[Task]:
The task here is to set down every line of the listing exactly.
Segment Open
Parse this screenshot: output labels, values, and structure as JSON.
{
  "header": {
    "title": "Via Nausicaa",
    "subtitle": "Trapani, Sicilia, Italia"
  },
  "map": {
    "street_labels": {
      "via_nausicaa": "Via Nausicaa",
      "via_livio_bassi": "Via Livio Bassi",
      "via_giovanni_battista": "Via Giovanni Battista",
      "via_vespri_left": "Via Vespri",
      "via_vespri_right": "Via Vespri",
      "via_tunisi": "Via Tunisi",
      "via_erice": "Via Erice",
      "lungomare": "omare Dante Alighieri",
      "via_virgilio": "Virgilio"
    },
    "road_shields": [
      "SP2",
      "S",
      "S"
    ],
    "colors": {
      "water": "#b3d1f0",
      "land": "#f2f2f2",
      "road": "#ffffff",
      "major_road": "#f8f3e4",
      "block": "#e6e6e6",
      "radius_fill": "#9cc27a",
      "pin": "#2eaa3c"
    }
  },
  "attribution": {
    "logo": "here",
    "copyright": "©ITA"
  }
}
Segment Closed
[Response to this exercise]:
Parse this screenshot: output labels, values, and structure as JSON.
{
  "header": {
    "title": "Via Nausicaa",
    "subtitle": "Trapani, Sicilia, Italia"
  },
  "map": {
    "street_labels": {
      "via_nausicaa": "Via Nausicaa",
      "via_livio_bassi": "Via Livio Bassi",
      "via_giovanni_battista": "Via Giovanni Battista",
      "via_vespri_left": "Via Vespri",
      "via_vespri_right": "Via Vespri",
      "via_tunisi": "Via Tunisi",
      "via_erice": "Via Erice",
      "lungomare": "omare Dante Alighieri",
      "via_virgilio": "Virgilio"
    },
    "road_shields": [
      "SP2",
      "S",
      "S"
    ],
    "colors": {
      "water": "#b3d1f0",
      "land": "#f2f2f2",
      "road": "#ffffff",
      "major_road": "#f8f3e4",
      "block": "#e6e6e6",
      "radius_fill": "#9cc27a",
      "pin": "#2eaa3c"
    }
  },
  "attribution": {
    "logo": "here",
    "copyright": "©ITA"
  }
}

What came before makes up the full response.